and at tins time we are not pre
pared to make any decision on
levels of dioxin."
He said studying various op
tions is “standard practice in the
agency and it should not be an
indication of where a dioxin
level will be set.”
But one EPA option memo
released by the EDF suggested a
stringent cleanup level be used
in preliminary actions, saying
the advantages of such a move
“allows preparation of public for
possible change it> policy."
EPA officials said that 12
pounds of dioxin. — minute
amounts of which nuf be lethal
— ha.\e been traced \qat least 14
Music by
'©SUNDAY, OCTOBER 31 8-12 P.M. ©
KlrfYIJ A LIVE REMOTE — There to cover all of the fun iffc
w sit m c ) and excitement.
$100 Prize for the best “Animal Costume”
'Hi $3 per person, costume not necessary.
Missouri sites, indudini
horse arenas, a reside®
outside St. Louis and ■H j
dal” sites.
EPA sources said (l»t|
l>ern confirmed at ani®
th esc “potential" sites.
Federal and state
have yet to account for
IS pounds of the d
whie h was mixed inlol!
gallons of waste oil and
around the state by an api
l\ unwitting privatesaM
oper ator a decadeagoill
(ials confirm they protf
l>e trying to trace then
dioxin for years, becais]
trucker cannot rememke
he disposed of all then!
Toxicologists say diw
been linked to skin disea#
carriages, birth defects,
damage and cancer, fc
American Medical As*
Journal said last mon#
finitive human stud*
Thousands of Vietnai
ans exposed to Agent
have filed lawsuits alle|
suffered skin conditio*
damage, degenerativei
including cancer or It
(li en with birth defects.—
Some of the soil u*
from the arenas wasp
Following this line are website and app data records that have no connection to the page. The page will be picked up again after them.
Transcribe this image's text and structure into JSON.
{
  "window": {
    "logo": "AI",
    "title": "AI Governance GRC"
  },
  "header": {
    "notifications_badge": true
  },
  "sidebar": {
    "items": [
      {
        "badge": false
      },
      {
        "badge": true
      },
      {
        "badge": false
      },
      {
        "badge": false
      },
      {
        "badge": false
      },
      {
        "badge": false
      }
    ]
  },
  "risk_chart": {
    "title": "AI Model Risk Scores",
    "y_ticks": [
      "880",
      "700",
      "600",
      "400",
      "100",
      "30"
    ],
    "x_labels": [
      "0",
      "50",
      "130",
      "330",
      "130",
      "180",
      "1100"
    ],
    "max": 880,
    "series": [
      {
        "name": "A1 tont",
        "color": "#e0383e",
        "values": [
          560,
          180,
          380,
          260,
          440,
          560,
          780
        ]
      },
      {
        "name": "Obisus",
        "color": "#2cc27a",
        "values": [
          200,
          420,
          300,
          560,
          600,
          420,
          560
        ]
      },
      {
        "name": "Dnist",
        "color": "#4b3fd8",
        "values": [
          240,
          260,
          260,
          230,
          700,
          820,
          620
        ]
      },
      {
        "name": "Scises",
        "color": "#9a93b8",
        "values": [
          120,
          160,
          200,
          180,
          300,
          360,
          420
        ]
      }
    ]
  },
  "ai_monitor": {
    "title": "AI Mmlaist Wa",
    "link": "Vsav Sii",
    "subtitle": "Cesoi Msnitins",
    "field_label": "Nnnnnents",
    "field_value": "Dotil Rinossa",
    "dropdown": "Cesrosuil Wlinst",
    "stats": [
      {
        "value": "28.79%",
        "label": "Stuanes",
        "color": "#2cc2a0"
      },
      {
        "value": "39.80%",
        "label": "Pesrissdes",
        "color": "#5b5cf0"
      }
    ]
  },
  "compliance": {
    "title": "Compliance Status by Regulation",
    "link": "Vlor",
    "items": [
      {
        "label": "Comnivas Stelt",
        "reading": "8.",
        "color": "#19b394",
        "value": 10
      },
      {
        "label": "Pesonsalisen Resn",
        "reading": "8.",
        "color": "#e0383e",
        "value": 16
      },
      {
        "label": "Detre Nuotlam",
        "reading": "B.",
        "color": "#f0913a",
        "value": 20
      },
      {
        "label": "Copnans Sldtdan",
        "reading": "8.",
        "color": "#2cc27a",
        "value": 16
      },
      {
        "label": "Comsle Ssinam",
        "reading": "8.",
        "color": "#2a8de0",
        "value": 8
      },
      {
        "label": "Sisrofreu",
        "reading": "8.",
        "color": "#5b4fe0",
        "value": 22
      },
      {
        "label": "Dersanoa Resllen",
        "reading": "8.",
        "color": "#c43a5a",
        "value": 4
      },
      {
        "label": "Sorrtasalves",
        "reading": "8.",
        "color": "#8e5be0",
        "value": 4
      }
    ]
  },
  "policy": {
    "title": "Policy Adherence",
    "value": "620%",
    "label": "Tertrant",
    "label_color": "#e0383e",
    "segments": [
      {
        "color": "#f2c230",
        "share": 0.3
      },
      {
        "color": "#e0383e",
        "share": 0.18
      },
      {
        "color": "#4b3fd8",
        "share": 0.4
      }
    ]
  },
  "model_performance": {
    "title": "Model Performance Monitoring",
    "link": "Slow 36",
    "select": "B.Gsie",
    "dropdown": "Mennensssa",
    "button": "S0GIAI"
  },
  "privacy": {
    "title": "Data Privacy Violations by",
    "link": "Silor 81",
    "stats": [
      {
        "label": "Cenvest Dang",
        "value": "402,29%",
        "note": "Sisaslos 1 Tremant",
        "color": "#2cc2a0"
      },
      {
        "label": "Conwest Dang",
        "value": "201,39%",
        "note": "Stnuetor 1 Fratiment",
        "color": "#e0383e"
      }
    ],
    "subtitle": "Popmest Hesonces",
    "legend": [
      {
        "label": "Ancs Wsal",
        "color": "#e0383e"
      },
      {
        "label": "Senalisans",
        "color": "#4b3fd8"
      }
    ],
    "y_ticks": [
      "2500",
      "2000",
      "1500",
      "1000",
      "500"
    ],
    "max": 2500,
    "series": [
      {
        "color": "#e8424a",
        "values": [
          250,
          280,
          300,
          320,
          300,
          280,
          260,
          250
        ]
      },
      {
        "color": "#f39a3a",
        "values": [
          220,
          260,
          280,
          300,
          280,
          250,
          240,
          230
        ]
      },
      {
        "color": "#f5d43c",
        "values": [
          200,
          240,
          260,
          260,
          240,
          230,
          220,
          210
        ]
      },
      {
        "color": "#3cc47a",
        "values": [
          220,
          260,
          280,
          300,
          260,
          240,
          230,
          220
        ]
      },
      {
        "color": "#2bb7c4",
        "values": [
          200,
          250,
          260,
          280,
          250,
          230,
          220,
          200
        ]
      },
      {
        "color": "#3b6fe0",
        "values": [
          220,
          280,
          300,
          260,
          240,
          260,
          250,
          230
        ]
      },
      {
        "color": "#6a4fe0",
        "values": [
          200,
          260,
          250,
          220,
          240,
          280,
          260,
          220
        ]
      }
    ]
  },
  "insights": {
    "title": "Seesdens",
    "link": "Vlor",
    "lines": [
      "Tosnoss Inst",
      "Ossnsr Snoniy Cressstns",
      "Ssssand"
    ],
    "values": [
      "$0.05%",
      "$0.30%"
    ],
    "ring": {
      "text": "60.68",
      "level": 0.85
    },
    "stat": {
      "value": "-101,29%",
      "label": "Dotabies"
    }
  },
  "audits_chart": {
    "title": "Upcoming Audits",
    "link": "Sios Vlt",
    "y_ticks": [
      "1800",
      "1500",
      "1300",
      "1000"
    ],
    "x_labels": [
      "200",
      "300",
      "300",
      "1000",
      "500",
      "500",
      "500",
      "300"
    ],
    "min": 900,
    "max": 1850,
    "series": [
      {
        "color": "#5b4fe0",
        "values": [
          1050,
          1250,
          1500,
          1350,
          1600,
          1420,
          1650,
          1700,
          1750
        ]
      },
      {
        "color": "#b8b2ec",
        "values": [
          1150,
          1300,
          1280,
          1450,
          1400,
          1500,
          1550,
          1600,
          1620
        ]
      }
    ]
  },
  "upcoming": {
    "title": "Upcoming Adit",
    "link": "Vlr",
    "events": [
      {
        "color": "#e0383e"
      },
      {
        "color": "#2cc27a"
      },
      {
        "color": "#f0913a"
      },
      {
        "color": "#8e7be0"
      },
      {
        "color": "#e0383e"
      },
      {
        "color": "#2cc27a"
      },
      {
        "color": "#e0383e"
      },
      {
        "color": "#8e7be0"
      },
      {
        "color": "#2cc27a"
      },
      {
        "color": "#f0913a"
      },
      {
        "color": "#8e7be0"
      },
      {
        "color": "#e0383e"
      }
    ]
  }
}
landfill in a residential
sion in the St. Louissuis
Imperial. EPA officials,
white suits and rubbed
now are taking samples)
EPA sources told if
sampling already hasds
trace levels of dioxin tti®
ment of Romaine Cretl
miles from the resident
The creek flows
Meramec River, which is*
a source of drinking wan
None of the MissoP
have been included in Ed
tial list of 160 priority si*
will receive emergencytk
f unding under the Sli
Superfund legislation^
Congress in 1980.
‘TFeel the luxury . . .
Warm water running through your hair.
Cleansing. Massaging.
Gentle suds rinsed out, leaving a soft,
sweet scent.
Now, the cut. Crisp. Precise. Fresh.
Feel the luxury at. . .
707 Texas Avenue
Culpepper Plaza